Brief | In this exercise, write out the data word for word and leave every image out.

Dataset records |
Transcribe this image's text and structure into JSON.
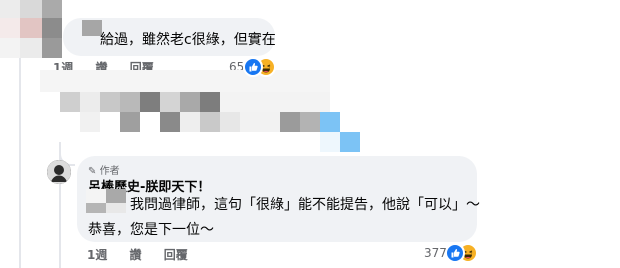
{
  "comment1": {
    "text": "給過，雖然老c很綠，但實在",
    "actions": {
      "time": "1週",
      "like": "讚",
      "reply": "回覆"
    },
    "reaction_count": "65"
  },
  "comment2": {
    "author_badge": "作者",
    "author_name": "呂棒歷史-朕即天下！",
    "text_line1": "我問過律師，這句「很綠」能不能提告，他說「可以」～",
    "text_line2": "恭喜，您是下一位～",
    "actions": {
      "time": "1週",
      "like": "讚",
      "reply": "回覆"
    },
    "reaction_count": "377"
  },
  "colors": {
    "bubble": "#f0f2f5",
    "secondary_text": "#65676b",
    "like_blue": "#1877f2",
    "haha_yellow": "#f7b125",
    "mosaic_blue": "#7cc3f5"
  }
}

Result for this task |
Transcribe this image's text and structure into JSON.
{
  "comment1": {
    "text": "給過，雖然老c很綠，但實在",
    "actions": {
      "time": "1週",
      "like": "讚",
      "reply": "回覆"
    },
    "reaction_count": "65"
  },
  "comment2": {
    "author_badge": "作者",
    "author_name": "呂棒歷史-朕即天下！",
    "text_line1": "我問過律師，這句「很綠」能不能提告，他說「可以」～",
    "text_line2": "恭喜，您是下一位～",
    "actions": {
      "time": "1週",
      "like": "讚",
      "reply": "回覆"
    },
    "reaction_count": "377"
  },
  "colors": {
    "bubble": "#f0f2f5",
    "secondary_text": "#65676b",
    "like_blue": "#1877f2",
    "haha_yellow": "#f7b125",
    "mosaic_blue": "#7cc3f5"
  }
}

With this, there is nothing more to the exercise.